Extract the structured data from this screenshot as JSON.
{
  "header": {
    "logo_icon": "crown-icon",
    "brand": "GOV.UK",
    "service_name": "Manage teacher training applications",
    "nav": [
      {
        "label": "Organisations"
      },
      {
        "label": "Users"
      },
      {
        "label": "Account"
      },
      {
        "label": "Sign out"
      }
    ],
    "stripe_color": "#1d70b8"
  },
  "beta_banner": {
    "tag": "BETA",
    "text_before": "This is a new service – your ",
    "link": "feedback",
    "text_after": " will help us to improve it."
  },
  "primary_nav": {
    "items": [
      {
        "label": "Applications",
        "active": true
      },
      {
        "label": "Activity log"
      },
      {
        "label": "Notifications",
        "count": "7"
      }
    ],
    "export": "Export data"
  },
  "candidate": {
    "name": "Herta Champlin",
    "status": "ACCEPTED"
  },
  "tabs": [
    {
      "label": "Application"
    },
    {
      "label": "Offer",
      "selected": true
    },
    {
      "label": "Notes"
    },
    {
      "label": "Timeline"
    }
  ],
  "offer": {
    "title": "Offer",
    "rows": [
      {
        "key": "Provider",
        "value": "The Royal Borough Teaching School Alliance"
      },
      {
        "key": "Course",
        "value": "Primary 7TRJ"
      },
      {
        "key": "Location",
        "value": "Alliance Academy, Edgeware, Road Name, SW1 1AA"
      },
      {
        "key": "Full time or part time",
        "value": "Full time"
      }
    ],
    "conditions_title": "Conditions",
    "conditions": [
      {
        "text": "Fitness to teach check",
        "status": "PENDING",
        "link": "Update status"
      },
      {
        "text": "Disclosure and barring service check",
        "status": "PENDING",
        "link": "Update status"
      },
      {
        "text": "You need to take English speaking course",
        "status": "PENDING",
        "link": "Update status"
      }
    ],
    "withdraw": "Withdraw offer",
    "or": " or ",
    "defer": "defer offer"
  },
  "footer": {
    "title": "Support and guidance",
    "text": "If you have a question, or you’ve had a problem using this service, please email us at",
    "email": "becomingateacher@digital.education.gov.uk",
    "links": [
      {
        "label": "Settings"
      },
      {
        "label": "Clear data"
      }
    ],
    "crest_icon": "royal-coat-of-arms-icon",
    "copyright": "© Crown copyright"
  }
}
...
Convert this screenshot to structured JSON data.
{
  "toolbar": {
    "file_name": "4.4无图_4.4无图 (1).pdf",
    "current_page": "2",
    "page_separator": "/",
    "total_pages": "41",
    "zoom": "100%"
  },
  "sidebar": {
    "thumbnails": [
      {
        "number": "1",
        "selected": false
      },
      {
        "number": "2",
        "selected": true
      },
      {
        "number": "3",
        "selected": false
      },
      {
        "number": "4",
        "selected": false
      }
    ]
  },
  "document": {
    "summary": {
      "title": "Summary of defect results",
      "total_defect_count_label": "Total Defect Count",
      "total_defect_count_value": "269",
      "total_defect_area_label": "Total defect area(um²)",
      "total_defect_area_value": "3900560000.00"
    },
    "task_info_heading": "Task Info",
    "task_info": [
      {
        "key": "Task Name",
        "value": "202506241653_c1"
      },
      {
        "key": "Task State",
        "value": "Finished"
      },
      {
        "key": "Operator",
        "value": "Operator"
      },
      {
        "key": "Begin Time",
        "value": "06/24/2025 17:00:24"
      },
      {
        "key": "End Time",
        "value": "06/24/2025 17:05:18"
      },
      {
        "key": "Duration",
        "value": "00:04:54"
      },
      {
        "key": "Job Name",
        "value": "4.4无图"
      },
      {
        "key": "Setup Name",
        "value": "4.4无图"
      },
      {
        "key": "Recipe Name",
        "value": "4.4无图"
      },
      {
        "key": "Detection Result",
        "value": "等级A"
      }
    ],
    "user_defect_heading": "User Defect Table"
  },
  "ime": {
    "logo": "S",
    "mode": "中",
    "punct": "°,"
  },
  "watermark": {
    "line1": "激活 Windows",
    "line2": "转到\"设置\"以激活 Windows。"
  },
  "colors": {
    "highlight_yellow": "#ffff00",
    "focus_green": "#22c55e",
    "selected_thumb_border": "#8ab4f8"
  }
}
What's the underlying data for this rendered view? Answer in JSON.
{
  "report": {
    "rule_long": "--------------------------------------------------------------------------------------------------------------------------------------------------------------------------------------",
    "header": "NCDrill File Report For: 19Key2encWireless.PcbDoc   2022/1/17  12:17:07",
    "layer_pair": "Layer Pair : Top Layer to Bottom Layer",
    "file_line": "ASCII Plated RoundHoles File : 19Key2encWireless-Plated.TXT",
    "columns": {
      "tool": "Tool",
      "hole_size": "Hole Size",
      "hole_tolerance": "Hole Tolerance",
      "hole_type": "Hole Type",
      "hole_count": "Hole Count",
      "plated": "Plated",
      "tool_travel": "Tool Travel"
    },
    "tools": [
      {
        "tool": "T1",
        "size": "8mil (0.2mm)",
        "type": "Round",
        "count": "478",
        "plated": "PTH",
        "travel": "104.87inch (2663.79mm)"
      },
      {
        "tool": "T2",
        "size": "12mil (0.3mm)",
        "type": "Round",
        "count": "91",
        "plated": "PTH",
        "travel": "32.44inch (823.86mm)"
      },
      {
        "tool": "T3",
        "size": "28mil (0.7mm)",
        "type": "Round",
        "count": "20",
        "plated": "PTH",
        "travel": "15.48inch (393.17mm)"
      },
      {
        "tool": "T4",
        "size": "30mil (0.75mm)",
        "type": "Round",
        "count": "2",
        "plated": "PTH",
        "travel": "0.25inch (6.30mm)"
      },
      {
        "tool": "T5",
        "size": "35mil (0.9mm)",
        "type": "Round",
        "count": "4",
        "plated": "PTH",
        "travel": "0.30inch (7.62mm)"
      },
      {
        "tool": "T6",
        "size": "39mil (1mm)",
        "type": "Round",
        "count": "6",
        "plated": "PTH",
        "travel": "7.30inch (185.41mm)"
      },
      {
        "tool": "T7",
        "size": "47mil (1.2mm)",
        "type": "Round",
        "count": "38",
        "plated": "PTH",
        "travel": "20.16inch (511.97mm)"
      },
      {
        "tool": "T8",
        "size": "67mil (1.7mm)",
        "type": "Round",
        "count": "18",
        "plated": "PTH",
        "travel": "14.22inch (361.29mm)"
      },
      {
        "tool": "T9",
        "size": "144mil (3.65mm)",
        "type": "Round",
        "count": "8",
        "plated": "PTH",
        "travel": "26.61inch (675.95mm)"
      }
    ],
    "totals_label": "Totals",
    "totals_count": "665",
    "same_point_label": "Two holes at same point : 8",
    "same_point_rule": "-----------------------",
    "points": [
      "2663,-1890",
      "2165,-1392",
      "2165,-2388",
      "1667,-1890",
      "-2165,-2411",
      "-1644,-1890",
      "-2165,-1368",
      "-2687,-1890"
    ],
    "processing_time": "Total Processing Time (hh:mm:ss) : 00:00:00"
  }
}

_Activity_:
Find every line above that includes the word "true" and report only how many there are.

_Answer to the problem_:
3